100 yard sprint
Standing directly behind me in the same photograph is the above mentioned, Alistair McCorquodale. A few months after passing-out, whilst on active service, I glimpsed his name in Army Orders which were circulated regularly to all units. I saw that he had won the 100 yard sprint at a major Services Athletics meeting. Several times over the years I was to read of similar victories without attaching any great significance to them.
In 1947, I was demobbed and became a student in London. Every evening, as I journeyed home from London Bridge on the Southern Railway, I would read my Evening Standard. The coming 1948 Olympics in London was having great press coverage and the sporting pages were full of articles and pictures of aspiring British athletes. It gave me surprise and pleasure to see that McCorquodale had been selected to run for Britain in the 100m sprint and was also a member of the 100m sprint relay team. I never dreamt that his athletic performance had reached this level but noticed that his selection was not without criticism by several writers who did not give him the slightest chance of qualifying from the heats.
The ex-Coldstream Guards officer was to confound the experts and very nearly bring off the biggest upset in Olympics history. Running to the peak of his form, Alistair McCorquodale did qualify from the heats, did qualify for the Finals and competed in what was one of the most closely run Finals in the history of the Olympic Games.
McCorquodale ran into 4th position - only 0.1seconds behind the winner Harrison Dillard!

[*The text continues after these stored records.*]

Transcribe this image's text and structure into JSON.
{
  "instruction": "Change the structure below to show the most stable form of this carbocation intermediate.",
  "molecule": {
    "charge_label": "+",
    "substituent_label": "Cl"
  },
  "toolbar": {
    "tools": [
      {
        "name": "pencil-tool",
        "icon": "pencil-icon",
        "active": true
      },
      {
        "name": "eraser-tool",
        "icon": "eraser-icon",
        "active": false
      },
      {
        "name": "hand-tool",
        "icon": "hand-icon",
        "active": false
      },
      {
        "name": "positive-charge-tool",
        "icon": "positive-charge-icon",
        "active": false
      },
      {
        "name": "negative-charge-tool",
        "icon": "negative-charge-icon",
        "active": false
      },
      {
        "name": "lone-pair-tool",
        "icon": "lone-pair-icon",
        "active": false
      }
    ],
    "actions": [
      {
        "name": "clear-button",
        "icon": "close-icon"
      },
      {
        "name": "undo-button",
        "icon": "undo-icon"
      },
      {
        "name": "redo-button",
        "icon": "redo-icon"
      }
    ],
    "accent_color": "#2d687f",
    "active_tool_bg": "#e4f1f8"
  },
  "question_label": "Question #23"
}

The fact that the three coveted medals went to coloured athletes gave McCorquodale the hollow consolation of being the fastest white man in the world and only one tenth of a second from glory! However, there was a more tangible reward in the shape of his silver medal for running in the 4X100m relay event and gaining second place (with pride I notice that one of the team was the brilliant rugby union player, Ken Jones of Newport, who played many times for Wales, on the right wing.)
McCorquodale was a man of surprises. After the’48 Olympics, he never ran again but turned his talents to the cricket field. He played first class cricket as an all rounder for Middlesex County Cricket Club. He turned out for the MCC and represented the Free Foresters.
Not a bad performance for a man who, “..ran a little and played a bit of cricket..”!
A reluctant hero indeed.
His connections with the aristocracy were reflected in his society wedding to Rosemary Turnor, grand daughter to the 13th Earl of Westmorland. His son married Lady Sarah Spencer in 1980.
This was my very first interaction with the upper echelons of society. Meeting such people as McCorquodale, certainly gave me a glimpse into the freemasonry of the English family hierarchy that was so dominant in this country. From afar, it is easy to sneer, ridicule and begrudge their socially advantaged way of life but I benefitted from knowing them and found a lot to admire, realizing that most of them were thoroughly decent fellows, safely cocooned in their set privileged way of life with a code of behaviour that had many features of merit.
Further thought however made me realise just how privileged I was and that what I had was something that they would never possess. I was a free spirit, not knowing what the world held for me but with the hope that I could determine my own destiny. Not for them, the sublime blessing of belonging to a close group of Mumbles friends, sharing the joys of diving off the Mumbles seawall on a hot summer’s evening. Not for them, Johnny’s chips, a hot Eynon’s pie, winter evenings in the Scout Hut. Not for them, that early summer morning dip in a sparkling Langland, Saturday afternoon in the thruppennies at the old Tiv, and, most of all- the red glowing fireside in the kitchen on a freezing winter’s night, with one’s family.
I like to think that I had indeed,
“…walked with kings –nor lost the common touch.”
(For all that, they were a tidy bunch of boys.)